# Understanding Exponent Rules

## Introduction to Exponent Rules

Exponent rules, also known as the laws of exponents, simplify expressions involving powers and exponents. These rules are crucial for solving arithmetic operations involving large numbers, fractions, decimals, and negative numbers.

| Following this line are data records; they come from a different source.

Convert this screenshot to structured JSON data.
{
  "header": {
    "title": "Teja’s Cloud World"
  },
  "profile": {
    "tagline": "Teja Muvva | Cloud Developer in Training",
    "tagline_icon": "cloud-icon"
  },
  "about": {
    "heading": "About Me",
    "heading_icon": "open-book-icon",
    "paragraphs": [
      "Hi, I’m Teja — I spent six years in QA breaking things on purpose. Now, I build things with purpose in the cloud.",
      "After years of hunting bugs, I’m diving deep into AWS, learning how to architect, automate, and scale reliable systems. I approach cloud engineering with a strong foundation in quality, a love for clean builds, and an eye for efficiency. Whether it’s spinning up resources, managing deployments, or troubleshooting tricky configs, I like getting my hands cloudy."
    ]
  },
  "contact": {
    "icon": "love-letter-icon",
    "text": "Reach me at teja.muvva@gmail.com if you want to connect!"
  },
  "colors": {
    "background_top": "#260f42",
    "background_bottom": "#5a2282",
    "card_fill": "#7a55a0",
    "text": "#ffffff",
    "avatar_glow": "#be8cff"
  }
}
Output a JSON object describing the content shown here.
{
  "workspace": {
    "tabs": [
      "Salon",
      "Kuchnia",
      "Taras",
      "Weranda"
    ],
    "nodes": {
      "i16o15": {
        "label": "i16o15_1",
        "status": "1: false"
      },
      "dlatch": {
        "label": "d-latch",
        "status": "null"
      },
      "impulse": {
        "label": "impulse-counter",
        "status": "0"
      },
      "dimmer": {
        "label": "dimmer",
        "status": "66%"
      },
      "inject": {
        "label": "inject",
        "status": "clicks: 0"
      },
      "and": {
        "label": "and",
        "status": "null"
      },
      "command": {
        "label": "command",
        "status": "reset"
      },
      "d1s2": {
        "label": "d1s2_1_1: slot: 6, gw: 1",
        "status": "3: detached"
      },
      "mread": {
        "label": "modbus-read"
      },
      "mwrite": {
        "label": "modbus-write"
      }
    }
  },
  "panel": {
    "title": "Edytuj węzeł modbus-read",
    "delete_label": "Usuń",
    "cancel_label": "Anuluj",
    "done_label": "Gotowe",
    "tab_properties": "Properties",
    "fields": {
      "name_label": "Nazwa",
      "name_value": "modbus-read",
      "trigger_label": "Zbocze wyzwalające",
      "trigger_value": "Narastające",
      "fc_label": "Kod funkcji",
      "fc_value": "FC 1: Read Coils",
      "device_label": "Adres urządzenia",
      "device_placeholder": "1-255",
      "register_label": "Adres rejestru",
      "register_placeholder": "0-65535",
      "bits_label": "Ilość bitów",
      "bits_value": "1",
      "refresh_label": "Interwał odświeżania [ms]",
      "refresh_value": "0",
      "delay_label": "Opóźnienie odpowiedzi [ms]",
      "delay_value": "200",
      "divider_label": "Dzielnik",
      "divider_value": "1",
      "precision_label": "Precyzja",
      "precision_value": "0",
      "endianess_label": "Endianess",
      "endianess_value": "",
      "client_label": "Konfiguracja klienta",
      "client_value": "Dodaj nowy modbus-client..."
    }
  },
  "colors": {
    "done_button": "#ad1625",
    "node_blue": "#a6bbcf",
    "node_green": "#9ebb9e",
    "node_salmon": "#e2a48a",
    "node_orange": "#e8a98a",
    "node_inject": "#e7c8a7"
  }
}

For example, the expression can be easily solved using the rule , resulting in .

Here, we’ll explore the different exponent rules, how they work, and provide real-world examples to illustrate their applications.

## Product Law of Exponents

The Product Law of Exponents states that when multiplying two expressions with the same base, you add the exponents:

For example, can be simplified to . This rule helps in combining like terms and simplifying expressions efficiently.

**Real-world example:** If you have boxes of 100 candies and you multiply it by more boxes, you get boxes.

## Quotient Law of Exponents

The Quotient Law of Exponents states that when dividing two expressions with the same base, you subtract the exponents:

For instance, simplifies to . This law is useful in reducing fractions involving exponents.

**Real-world example:** Dividing grams of flour by grams per packet results in packets.

## Zero Exponent Law

The Zero Exponent Law states that any non-zero number raised to the power of zero equals one:

For example, . This rule emphasizes that any base with an exponent of zero is always one, simplifying many calculations.

**Real-world example:** If you have zero groups of any quantity, the total amount is one group of zero.

## Negative Exponent Law

The Negative Exponent Law states that a negative exponent indicates the reciprocal of the base raised to the corresponding positive exponent:

For example, . This law transforms negative exponents into positive ones, making calculations more manageable.

**Real-world example:** If a recipe calls for cups of sugar, it means you need cup.

## Power of a Power Law

The Power of a Power Law states that when raising a power to another power, you multiply the exponents:

For instance, simplifies to . This rule helps in simplifying nested exponents.

**Real-world example:** If each level of a pyramid triples the previous one, then levels results in items at the top level.

## Power of a Product Law

The Power of a Product Law states that an exponent outside parentheses distributes to all bases inside the parentheses:

For example, simplifies to . This rule is useful for breaking down complex expressions.

**Real-world example:** Calculating the total area of a garden divided into sections, each section’s area is .

## Power of a Quotient Law

The Power of a Quotient Law states that an exponent applied to a fraction distributes to both the numerator and denominator:

For instance, simplifies to . This law simplifies fractional exponents.

**Real-world example:** If the recipe needs teaspoons of salt, it means teaspoon.

## Fractional Exponents

Fractional Exponents indicate roots. The general rules are:

For example, and . These rules help in converting between exponents and roots.

**Real-world example:** The cube root of 27 can be expressed as .

## Conclusion

Understanding and applying the rules of exponents is essential for simplifying mathematical expressions and solving real-world problems efficiently. By mastering these rules, students can approach complex calculations with confidence and ease.